I have read sour reviews of the showers, and I want to say that the showers at Kokkinos are fairly typical European jobs, where a detachable shower hose can be used to reach the sink and toilet as well. The shower stall itself is small because it isn’t expected that all of the water will stay in the shower partition: the main drain is in the middle of the bathroom. So it shouldn’t be a source of cosmic anxiety if water from the shower should enter the main drain. That’s the way it’s made. All shall be well.
The last part I would add in praise of Kokkinos is a word about another dimension of the location itself, since this aspect goes under-appreciated in previous reviews. The fact that Kokkinos commands the only beach on the caldera deserves special notice: it’s called, simply, Caldera Beach.

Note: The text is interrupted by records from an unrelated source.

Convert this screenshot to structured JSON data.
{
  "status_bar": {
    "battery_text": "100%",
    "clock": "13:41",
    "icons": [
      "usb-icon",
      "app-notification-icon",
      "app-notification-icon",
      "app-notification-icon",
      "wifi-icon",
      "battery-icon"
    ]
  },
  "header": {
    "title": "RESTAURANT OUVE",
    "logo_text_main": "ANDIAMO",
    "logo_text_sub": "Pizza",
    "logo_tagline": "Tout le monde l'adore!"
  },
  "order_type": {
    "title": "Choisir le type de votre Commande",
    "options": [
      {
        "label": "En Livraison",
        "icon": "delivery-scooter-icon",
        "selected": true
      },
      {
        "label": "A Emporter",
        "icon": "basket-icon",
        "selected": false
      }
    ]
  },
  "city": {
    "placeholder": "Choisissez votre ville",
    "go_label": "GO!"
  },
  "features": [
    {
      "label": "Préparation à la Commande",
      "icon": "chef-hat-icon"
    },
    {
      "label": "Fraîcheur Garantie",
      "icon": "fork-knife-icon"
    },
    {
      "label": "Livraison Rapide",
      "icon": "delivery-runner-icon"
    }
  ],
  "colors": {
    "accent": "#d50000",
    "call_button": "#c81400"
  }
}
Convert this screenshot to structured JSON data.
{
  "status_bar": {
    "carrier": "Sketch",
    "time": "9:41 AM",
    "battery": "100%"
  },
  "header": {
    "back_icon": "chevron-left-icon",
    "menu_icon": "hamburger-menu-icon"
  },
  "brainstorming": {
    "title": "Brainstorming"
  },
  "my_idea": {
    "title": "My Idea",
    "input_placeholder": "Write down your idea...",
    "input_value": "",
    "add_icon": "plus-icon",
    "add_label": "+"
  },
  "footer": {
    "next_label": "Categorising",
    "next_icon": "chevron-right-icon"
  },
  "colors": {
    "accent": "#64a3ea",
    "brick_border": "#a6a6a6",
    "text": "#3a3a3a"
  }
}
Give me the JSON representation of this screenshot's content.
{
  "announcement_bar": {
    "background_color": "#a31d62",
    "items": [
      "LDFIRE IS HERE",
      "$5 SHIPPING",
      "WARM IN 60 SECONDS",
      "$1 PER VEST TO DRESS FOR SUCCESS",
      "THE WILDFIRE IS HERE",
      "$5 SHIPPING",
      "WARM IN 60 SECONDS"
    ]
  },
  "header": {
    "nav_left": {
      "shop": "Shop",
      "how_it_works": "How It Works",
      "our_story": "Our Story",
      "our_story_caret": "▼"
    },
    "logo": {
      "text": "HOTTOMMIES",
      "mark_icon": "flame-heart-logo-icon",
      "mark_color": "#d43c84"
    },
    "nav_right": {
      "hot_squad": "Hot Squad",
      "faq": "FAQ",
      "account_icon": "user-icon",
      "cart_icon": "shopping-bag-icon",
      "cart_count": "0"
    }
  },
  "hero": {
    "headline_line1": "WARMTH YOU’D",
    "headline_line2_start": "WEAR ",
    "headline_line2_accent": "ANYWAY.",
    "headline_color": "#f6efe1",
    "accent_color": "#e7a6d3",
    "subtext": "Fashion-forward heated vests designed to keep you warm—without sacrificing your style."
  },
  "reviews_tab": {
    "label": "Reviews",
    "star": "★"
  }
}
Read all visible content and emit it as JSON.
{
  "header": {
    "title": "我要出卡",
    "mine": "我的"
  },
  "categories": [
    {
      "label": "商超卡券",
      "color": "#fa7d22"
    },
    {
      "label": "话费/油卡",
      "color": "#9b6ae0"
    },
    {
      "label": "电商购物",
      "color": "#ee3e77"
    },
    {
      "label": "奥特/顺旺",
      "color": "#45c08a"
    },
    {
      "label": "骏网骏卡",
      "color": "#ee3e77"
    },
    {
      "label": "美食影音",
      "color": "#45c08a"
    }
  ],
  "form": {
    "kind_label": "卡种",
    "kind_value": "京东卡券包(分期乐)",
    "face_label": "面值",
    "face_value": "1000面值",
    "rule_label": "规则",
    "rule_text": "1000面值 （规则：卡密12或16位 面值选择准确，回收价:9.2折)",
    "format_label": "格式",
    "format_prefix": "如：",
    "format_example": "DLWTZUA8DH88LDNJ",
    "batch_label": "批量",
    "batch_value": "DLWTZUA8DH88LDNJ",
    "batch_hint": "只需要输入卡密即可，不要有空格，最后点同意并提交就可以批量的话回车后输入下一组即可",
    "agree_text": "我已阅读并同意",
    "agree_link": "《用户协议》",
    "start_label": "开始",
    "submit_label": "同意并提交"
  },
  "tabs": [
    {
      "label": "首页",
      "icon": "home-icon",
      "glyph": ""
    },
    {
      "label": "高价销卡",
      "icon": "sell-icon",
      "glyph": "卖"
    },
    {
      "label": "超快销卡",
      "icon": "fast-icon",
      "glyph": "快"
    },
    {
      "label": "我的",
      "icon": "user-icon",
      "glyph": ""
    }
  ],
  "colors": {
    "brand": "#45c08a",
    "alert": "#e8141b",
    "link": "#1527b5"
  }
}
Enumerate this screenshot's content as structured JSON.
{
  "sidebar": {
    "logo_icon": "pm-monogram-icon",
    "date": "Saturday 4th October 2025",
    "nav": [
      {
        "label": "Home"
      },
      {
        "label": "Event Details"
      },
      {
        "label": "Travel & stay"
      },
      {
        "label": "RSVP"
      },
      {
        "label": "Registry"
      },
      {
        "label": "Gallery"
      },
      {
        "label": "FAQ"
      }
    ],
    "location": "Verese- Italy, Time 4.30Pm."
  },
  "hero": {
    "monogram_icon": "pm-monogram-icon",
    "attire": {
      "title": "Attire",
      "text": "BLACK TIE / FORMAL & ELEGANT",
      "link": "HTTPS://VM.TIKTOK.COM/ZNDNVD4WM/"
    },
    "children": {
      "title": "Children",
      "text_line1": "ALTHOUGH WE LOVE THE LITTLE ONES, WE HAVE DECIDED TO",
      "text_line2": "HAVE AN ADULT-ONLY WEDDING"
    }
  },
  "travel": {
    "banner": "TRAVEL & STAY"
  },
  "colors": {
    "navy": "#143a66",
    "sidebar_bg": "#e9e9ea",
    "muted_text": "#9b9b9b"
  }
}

The ocean side beaches such as Perissa and Kamari and Kokkini are lovely and typical and gently sloping. But they aren’t awesome. They aren’t the ground zero of the largest volcanic eruption ever witnessed by humans. Caldera Beach is. Kokkinos Villas command Caldera Beach, a short descent directly below. You will also find there a mellow tavern; trees; sand to lie out; and a cliff to dive off. Of course, because this is the awesome side of the island, you have the best snorkeling in Santorini (Santorini Scuba Dive launches from here), since the caldera turns abysmally deep so quickly. Within steps off the shore, you are looking at the crazy underwater cliffs, lava flows, spewed out boulders, in short, the aftermath of the eruption.
This review is the subjective opinion of a TripAdvisor member and not of TripAdvisor LLC